There are several types of revelation;
General Revelation is the understanding of God and His nature which we as humans can learn via our own senses and reason. We can obtain general revelation through observing the natural world and the natural law.
Special revelation is that revelation which is directly revealed to humanity through a special communicative act of God.
Private revelation is a form of special revelation which is provided to support and exist in harmony with public revelation. It does not seek to replace or redefine the deposit of faith, but rather seeks to provide a greater understanding of particular devotions which can lead to a growth of spirituality. No private revelation is a source for new teachings (because there are no new teachings) although it can provide confirmation and support for a newly defined doctrine.
Public revelation is the form of special revelation given to the Church by Jesus Christ and passed on via the Apostles and their disciples. This revelation ended with the death of the last Apostle (Saint John, around the year 100 AD) – meaning that all the truths of Christianity were imparted at or before this time and that no new doctrines or teaching can be invented or created – nor can any be removed – if Christianity is to remain authentic.
Sacred Oral Tradition is the form of public special revelation which was not written down under the guidance of the Holy Spirit, although it may have been committed to paper.

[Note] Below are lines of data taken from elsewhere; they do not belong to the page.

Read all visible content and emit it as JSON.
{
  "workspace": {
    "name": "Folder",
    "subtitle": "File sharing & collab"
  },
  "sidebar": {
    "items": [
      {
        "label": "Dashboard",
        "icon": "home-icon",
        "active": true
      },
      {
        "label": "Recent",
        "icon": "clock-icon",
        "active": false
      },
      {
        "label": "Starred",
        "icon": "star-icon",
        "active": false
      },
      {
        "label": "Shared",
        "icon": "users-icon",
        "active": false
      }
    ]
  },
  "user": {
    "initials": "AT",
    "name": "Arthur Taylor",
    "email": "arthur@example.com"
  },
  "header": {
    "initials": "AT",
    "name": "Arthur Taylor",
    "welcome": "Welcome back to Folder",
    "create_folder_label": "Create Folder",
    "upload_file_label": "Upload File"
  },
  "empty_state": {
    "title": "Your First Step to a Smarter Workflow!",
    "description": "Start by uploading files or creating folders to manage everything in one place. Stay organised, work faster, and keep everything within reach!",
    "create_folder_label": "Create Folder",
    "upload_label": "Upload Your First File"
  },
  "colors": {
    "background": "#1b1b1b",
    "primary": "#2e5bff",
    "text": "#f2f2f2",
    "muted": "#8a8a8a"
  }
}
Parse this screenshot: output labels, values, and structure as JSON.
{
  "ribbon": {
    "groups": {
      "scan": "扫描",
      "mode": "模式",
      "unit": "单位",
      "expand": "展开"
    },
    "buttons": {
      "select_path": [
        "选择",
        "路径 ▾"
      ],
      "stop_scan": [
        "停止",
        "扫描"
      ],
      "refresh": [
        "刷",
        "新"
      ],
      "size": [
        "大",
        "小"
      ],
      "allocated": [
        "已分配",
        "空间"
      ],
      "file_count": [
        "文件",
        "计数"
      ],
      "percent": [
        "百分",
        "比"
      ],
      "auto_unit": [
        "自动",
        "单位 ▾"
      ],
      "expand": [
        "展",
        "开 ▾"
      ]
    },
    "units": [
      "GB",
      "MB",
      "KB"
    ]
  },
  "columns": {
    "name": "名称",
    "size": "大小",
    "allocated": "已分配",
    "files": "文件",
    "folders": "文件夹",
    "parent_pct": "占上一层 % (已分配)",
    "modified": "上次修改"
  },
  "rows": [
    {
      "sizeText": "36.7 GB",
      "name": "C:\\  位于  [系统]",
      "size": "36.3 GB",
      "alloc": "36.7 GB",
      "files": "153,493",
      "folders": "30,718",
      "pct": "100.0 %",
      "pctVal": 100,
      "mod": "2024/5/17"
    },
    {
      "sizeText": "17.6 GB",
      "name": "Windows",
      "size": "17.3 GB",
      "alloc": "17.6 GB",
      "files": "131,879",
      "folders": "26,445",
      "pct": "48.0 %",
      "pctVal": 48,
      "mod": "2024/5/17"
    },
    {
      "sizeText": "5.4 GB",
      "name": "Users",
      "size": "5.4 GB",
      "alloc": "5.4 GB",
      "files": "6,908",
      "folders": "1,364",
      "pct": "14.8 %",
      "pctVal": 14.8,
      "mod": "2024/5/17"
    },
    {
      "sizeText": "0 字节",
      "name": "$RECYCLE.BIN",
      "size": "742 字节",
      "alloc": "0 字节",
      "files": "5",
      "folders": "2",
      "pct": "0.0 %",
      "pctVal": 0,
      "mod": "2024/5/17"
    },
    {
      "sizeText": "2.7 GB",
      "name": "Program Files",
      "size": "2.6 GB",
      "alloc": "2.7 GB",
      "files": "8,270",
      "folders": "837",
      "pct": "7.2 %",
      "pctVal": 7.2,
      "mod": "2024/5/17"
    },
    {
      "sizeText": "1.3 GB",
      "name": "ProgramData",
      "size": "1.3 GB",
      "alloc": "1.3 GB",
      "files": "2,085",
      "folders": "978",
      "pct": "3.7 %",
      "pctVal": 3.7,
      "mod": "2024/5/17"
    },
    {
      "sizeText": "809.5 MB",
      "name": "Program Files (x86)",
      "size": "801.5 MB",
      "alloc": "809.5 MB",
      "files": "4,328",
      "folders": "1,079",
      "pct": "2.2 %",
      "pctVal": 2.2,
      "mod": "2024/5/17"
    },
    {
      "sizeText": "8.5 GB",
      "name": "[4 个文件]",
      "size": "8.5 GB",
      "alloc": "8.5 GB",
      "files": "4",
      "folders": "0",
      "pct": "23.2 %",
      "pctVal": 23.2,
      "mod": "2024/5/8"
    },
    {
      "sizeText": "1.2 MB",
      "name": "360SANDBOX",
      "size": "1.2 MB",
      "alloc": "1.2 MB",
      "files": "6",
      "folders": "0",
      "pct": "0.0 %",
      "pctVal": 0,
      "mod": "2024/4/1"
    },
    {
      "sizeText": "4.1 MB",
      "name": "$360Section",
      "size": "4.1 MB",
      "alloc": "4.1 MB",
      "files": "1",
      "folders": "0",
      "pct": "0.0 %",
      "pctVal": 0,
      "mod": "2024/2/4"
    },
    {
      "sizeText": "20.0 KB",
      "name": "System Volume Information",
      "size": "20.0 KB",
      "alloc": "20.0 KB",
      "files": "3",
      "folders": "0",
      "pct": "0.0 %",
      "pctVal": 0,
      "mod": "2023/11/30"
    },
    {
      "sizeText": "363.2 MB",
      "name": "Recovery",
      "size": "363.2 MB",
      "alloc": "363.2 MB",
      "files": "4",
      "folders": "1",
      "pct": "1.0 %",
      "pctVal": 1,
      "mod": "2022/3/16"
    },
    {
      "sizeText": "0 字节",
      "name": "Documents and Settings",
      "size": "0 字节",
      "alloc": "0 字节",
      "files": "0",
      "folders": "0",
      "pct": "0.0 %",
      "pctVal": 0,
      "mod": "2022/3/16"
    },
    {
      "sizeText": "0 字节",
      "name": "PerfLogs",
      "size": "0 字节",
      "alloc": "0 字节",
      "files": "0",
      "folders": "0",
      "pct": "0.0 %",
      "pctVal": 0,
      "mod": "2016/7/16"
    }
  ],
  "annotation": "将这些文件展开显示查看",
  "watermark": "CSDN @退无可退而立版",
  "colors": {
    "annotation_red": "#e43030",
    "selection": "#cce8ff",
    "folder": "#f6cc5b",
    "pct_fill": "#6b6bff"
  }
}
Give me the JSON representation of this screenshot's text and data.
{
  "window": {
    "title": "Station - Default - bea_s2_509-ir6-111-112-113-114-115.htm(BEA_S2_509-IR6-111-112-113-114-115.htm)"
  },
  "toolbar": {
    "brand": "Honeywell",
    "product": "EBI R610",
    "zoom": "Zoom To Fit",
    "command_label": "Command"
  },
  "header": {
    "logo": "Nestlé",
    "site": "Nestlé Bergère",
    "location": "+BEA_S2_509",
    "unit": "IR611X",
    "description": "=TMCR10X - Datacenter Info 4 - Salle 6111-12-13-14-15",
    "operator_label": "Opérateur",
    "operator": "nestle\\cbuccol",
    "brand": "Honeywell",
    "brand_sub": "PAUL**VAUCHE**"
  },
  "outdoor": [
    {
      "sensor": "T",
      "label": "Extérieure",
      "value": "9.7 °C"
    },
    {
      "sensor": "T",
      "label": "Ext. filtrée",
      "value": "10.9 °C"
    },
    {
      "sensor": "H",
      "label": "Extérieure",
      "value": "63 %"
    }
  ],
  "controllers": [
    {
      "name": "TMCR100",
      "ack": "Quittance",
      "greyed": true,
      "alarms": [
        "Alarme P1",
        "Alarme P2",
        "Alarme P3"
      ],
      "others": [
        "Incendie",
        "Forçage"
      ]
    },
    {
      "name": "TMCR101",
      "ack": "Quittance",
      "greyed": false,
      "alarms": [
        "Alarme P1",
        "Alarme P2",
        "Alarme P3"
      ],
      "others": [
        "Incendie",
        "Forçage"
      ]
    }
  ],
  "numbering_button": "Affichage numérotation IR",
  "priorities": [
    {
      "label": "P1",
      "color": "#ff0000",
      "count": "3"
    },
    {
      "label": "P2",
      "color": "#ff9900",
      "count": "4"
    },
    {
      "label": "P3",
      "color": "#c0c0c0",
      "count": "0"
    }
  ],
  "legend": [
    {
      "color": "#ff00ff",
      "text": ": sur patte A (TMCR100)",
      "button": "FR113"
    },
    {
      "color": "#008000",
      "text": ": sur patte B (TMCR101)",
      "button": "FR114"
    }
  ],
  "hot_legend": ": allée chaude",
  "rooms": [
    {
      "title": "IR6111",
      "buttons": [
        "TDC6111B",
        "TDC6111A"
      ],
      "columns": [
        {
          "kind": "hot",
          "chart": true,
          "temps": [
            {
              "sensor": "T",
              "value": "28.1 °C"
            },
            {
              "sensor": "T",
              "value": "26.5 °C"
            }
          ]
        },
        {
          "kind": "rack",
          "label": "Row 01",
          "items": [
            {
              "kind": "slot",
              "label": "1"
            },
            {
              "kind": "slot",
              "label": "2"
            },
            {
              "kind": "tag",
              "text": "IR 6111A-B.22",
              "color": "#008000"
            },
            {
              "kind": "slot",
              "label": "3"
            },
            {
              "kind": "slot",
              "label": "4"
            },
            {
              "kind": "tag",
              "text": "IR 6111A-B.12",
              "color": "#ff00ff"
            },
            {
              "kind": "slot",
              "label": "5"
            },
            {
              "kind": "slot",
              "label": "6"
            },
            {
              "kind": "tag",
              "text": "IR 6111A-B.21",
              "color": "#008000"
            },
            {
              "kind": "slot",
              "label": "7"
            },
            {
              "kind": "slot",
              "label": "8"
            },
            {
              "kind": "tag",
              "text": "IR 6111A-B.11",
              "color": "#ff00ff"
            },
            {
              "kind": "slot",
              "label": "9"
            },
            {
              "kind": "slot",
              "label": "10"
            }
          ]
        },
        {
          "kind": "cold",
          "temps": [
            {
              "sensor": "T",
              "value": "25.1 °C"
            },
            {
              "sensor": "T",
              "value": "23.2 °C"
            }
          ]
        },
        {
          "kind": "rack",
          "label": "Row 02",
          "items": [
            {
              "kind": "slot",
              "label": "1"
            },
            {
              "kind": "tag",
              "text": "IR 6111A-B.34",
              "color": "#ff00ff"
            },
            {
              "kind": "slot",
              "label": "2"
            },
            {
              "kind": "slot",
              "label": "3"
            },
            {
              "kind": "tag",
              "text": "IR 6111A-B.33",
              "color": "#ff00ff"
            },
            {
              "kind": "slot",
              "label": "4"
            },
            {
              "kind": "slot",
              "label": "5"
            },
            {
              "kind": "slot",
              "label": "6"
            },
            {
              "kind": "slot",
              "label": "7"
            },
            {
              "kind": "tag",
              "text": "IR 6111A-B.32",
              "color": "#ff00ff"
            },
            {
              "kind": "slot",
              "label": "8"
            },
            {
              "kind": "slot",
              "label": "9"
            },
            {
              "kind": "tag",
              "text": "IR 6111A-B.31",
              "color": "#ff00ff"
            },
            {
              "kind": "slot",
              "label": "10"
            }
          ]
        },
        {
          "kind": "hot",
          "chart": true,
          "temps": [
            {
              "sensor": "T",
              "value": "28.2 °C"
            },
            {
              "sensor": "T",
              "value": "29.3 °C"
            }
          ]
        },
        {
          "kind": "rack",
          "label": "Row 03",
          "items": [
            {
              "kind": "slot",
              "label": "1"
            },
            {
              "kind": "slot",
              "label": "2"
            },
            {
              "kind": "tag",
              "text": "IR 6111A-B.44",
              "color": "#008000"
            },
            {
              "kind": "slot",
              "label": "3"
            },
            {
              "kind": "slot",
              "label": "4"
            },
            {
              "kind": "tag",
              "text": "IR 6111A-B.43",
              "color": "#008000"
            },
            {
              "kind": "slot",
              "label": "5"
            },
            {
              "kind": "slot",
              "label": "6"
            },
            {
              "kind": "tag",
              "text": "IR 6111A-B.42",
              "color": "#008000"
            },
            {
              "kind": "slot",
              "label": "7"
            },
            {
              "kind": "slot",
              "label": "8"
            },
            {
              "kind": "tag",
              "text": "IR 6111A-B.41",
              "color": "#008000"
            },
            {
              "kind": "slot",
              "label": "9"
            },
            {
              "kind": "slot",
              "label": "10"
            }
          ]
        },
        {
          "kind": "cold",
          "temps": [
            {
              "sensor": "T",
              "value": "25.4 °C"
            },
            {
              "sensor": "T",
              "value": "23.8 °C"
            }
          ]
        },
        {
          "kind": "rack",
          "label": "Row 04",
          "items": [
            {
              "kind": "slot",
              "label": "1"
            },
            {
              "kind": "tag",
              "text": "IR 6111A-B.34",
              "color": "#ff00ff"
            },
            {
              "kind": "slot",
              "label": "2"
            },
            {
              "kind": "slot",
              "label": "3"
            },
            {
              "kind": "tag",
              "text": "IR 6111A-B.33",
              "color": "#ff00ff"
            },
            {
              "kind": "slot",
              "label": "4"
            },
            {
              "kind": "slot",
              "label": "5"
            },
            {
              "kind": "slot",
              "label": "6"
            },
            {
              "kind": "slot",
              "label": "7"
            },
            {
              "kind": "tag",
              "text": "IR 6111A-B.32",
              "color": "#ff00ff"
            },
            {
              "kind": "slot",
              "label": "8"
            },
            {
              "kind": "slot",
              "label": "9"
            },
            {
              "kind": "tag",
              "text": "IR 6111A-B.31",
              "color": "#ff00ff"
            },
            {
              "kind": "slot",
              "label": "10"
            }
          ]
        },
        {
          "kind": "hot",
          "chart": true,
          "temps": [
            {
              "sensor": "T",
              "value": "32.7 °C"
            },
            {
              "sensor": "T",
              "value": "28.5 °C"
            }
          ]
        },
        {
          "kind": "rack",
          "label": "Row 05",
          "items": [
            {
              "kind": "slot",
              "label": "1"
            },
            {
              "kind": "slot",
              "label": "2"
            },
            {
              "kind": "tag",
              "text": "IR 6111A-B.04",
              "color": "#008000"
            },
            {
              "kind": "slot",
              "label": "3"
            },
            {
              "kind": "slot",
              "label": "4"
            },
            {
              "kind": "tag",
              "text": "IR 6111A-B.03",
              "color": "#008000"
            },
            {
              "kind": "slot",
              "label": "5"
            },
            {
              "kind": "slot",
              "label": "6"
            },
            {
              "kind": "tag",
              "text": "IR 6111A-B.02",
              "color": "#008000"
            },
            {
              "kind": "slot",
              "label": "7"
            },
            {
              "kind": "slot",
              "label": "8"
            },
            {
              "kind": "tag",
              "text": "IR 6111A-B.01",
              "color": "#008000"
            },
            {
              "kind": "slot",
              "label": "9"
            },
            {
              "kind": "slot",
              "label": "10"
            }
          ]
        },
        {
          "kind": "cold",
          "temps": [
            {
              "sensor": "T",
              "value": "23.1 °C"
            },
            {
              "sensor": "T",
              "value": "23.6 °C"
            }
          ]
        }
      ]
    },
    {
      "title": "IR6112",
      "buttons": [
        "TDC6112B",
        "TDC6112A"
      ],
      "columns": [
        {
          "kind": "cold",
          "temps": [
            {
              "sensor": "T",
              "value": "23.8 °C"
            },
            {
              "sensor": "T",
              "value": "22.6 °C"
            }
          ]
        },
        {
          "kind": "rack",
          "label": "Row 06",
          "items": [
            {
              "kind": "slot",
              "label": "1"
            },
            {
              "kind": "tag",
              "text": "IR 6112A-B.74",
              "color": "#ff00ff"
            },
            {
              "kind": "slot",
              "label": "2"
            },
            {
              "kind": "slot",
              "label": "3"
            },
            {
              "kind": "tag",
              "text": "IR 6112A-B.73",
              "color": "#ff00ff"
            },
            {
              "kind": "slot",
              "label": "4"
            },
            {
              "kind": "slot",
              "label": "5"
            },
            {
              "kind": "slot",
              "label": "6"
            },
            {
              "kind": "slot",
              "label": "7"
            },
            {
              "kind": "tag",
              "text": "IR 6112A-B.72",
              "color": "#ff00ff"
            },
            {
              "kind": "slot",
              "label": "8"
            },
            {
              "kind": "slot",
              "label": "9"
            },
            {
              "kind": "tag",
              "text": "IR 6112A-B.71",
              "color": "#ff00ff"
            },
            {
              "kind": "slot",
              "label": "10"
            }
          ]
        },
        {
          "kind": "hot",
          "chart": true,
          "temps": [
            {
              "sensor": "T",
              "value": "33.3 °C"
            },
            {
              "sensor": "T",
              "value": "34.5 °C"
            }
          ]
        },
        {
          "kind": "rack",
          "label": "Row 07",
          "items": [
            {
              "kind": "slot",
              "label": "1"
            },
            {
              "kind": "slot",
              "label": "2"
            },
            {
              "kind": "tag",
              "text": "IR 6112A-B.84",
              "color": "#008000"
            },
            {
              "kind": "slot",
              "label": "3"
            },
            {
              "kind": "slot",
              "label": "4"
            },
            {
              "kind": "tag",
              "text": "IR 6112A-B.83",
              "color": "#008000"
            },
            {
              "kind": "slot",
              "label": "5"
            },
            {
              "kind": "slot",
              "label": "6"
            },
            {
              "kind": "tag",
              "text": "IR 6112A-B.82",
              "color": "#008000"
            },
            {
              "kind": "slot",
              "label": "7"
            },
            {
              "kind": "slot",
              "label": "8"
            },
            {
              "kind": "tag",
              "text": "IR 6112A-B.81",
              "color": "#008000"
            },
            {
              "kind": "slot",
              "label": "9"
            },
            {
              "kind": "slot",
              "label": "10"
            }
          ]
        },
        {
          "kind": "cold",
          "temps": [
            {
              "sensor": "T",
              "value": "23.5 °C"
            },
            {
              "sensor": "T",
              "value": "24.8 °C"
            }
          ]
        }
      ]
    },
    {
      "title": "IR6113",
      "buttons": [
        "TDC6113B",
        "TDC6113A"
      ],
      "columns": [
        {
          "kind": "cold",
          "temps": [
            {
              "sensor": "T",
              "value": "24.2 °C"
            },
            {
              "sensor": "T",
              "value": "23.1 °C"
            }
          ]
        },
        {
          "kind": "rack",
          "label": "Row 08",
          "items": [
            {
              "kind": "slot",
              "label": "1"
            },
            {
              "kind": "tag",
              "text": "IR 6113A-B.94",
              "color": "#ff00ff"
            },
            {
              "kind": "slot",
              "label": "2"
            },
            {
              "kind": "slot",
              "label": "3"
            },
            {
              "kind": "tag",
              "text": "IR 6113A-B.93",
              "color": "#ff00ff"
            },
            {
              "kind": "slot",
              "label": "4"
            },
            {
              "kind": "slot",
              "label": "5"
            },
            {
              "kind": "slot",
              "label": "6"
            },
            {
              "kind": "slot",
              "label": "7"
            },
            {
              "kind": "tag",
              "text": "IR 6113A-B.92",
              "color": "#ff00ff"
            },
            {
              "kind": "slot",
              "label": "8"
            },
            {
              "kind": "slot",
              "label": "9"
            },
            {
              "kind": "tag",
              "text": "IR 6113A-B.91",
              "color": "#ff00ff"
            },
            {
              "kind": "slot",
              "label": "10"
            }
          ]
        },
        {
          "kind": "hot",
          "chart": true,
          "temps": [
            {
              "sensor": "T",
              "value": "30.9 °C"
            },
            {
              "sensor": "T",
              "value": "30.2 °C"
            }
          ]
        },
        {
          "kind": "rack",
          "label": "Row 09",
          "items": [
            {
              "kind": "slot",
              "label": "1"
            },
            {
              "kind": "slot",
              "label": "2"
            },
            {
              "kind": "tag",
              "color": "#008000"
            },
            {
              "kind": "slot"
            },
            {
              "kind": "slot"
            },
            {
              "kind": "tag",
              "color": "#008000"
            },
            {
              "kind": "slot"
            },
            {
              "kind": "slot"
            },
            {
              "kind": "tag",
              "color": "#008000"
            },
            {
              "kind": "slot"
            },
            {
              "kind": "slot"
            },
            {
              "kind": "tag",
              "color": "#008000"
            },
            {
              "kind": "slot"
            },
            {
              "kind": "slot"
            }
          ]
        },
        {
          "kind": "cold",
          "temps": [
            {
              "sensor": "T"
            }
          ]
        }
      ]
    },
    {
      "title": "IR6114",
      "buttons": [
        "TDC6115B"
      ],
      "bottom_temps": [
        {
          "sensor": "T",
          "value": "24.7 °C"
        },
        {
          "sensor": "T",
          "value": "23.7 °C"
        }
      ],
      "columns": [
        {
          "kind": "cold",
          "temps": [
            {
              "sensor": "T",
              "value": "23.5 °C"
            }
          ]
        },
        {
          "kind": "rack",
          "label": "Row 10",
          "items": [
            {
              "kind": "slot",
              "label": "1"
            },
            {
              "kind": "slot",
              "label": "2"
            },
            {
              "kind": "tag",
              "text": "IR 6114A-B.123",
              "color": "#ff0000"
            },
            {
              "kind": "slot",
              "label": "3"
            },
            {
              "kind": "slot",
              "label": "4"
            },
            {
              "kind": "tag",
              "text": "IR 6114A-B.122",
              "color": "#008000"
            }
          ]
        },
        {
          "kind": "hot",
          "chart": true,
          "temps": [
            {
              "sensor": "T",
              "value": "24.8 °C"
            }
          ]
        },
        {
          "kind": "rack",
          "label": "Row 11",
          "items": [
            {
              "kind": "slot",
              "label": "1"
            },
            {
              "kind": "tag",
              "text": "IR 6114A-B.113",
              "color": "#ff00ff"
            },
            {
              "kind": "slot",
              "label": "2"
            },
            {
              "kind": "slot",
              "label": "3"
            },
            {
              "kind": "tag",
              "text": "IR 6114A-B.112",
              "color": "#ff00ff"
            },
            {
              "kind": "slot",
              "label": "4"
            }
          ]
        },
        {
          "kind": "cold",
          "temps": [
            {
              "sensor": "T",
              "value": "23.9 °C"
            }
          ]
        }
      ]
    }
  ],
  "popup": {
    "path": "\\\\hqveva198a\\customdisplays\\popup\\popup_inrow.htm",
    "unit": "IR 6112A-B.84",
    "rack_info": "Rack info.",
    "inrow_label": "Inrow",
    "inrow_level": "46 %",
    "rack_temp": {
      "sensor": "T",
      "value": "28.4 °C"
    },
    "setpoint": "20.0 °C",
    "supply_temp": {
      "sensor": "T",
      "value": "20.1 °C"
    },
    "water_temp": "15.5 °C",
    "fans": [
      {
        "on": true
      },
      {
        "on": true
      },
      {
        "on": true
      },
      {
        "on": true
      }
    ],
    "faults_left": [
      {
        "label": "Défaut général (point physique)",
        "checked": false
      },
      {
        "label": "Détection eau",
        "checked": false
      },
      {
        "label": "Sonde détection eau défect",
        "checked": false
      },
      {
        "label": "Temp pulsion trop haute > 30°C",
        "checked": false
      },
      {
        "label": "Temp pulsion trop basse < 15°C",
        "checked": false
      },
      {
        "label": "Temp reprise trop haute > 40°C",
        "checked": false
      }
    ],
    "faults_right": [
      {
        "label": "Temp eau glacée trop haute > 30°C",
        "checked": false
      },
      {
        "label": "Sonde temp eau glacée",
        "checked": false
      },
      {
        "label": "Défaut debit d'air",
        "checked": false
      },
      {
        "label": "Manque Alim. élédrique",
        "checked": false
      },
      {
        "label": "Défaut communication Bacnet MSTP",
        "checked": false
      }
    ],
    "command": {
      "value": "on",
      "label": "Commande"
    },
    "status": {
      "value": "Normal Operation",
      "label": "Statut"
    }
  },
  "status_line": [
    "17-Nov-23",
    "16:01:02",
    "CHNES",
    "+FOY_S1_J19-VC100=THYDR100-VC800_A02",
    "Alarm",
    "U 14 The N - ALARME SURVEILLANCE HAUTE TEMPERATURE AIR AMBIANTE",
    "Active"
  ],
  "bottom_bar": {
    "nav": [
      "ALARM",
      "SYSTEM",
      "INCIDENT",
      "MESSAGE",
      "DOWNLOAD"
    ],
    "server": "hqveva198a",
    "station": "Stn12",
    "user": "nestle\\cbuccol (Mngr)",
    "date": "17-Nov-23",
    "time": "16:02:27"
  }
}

Sacred Scripture is the public special revelation which has been written down under the guidance of the Holy Spirit and has been assembled through the actions of the One, Holy, Catholic and Apostolic Church (acting in accord with the will of God) in the Bible.